Vicente Nunes – Correspondent in Portugal
posted on 10/30/2022 03:50
(credit: Marcelo Ferreira/CB/DA Press)
Lisbon — Never have the Brazilian presidential elections caused as much commotion in the world as the current one, whose results will be known even today. There is a widespread perception among academics and government representatives from the five continents that Brazil may indeed face an attempt at a coup d’état if one of the sides does not accept what is defined by the polls. There are fears that the country will be the scene of action similar to what was seen in the United States Congress in January last year, when a horde of fanatics led by then-reelection candidate Donald Trump tried to prevent the inauguration of Joe Biden. The warning is for democratic institutions not to surrender.
In the opinion of Professor Luísa Godinho, Master and Doctor in Political Science from the Université de Genève, Switzerland, it is essential that Brazil manages to establish itself before the world as a democratic State and does not remain in History as a country that, in the middle of the century XXI, opted for the opposite path. “Brazil is immersed in so many problems that democracy has not solved until today, which easily believes in an autocratic voice announcing salvation. It is very tempting. Violence, poverty, social inequality, structural corruption, everything is degraded to such an extent that it seems that the responsibility lies with the political regime,” he says.

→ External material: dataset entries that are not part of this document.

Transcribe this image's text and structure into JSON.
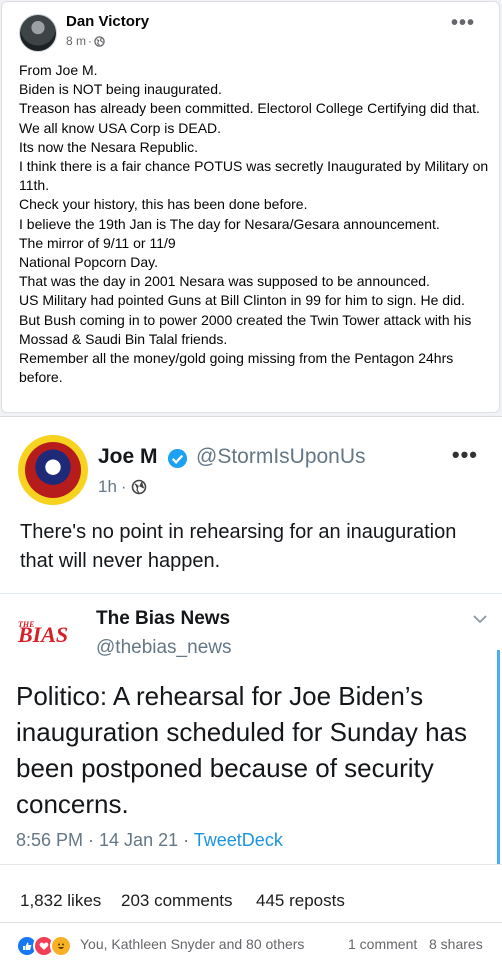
{
  "post": {
    "author": "Dan Victory",
    "time": "8 m",
    "meta_sep": "·",
    "more": "•••",
    "lines": [
      "From Joe M.",
      "Biden is NOT being inaugurated.",
      "Treason has already been committed. Electorol College Certifying did that.",
      "We all know USA Corp is DEAD.",
      "Its now the Nesara Republic.",
      "I think there is a fair chance POTUS was secretly Inaugurated by Military on 11th.",
      "Check your history, this has been done before.",
      "I believe the 19th Jan is The day for Nesara/Gesara announcement.",
      "The mirror of 9/11 or 11/9",
      "National Popcorn Day.",
      "That was the day in 2001 Nesara was supposed to be announced.",
      "US Military had pointed Guns at Bill Clinton in 99 for him to sign. He did. But Bush coming in to power 2000 created the Twin Tower attack with his Mossad & Saudi Bin Talal friends.",
      "Remember all the money/gold going missing from the Pentagon 24hrs before."
    ]
  },
  "tweet": {
    "name": "Joe M",
    "handle": "@StormIsUponUs",
    "time": "1h",
    "sep": "·",
    "more": "•••",
    "text": "There's no point in rehearsing for an inauguration that will never happen.",
    "quoted": {
      "logo_small": "THE",
      "logo": "BIAS",
      "name": "The Bias News",
      "handle": "@thebias_news",
      "text": "Politico: A rehearsal for Joe Biden’s inauguration scheduled for Sunday has been postponed because of security concerns.",
      "timestamp": "8:56 PM · 14 Jan 21 · ",
      "source": "TweetDeck"
    },
    "stats": {
      "likes": "1,832 likes",
      "comments": "203 comments",
      "reposts": "445 reposts"
    }
  },
  "footer": {
    "reactors": "You, Kathleen Snyder and 80 others",
    "comments": "1 comment",
    "shares": "8 shares"
  },
  "colors": {
    "facebook_blue": "#1877f2",
    "twitter_blue": "#1b95e0",
    "verified": "#1da1f2"
  }
}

For her, now an associate professor at the Autonomous University of Lisbon and a member of the European Association of Political Sciences, democracy in Brazil is seen as too permissive and incapable of solving the problems that afflict the majority of the population. With that, comes the movement in the sense of testing it and showing who’s boss. “In such a degraded social context, this type of discourse prevails even among the wealthier and more educated classes. It is exactly the same problem that crosses Europe, where the extreme right has just come to power in Italy, dominates around half of the French electorate and is asserting itself in other political systems, including Portugal”, he says.
The professor has no doubt that the temptation for saving authoritarianism is a very negative trait of a growing part of today’s Western electorates. “It shows that people do not want participatory, inclusive paths that respect freedoms and differences. We return to hate speech, which is advancing because people are in despair, they are again afraid of being shot at home; of losing their jobs; of end up in poverty or loneliness; to live with those who don’t have the same skin color”, he emphasizes. “Finally, we are in a regressive process, of affirmation of the most basic feelings of the human being, in refusal of reason. Let’s say that the legacy of the French Revolution itself is under threat. It’s sad, but that’s what we created”, she laments.
capture of the elites
Professor at the IE School of Global and Public Affairs, in Madrid, Spain, Oscar Martínez Tapia, defends that reason prevails in Brazil, regardless of who wins the elections — Jair Bolsonaro (PL) or Luiz Inácio Lula da Silva (PT ). In his opinion, given everything that has happened in the country in the last four years, the best thing for democracy would be for the PT to win, even with a good margin of votes – the latest polls point to a difference in favor of Lula of around five percentage points. “I’m sure that, if he loses, Bolsonaro will contest the results of the polls. That’s why it’s important that the difference in favor of the PT is wide, otherwise, Brazil will be facing a predictable problem, which can increase polarization even more. ideological and social”, he highlights.
Tapia also says that Brazil can and must become an antidote, in a battle that is global, against national-populism and fascist movements. “Lula’s victory would contribute to creating a future story for the entire globe. Brazil is not only one of the largest and most beautiful countries in the world, it is also a social and political reference in the fight against inequality and economic injustice.” . The world needs Brazil”, he amends.
Retired professor at the University of Lisbon, Carlos Oliveira Santos emphasizes that the world is keeping an eye on Brazil because the current elections are taking place at a time when there is an intense clash between defenders of an open and civic democracy and those accustomed to authoritarian forms of government. , which tend more or less towards anti-democracy. “Therefore, the decision of the Brazilian electorate and what it brings could have a great influence on that confrontation”, he points out.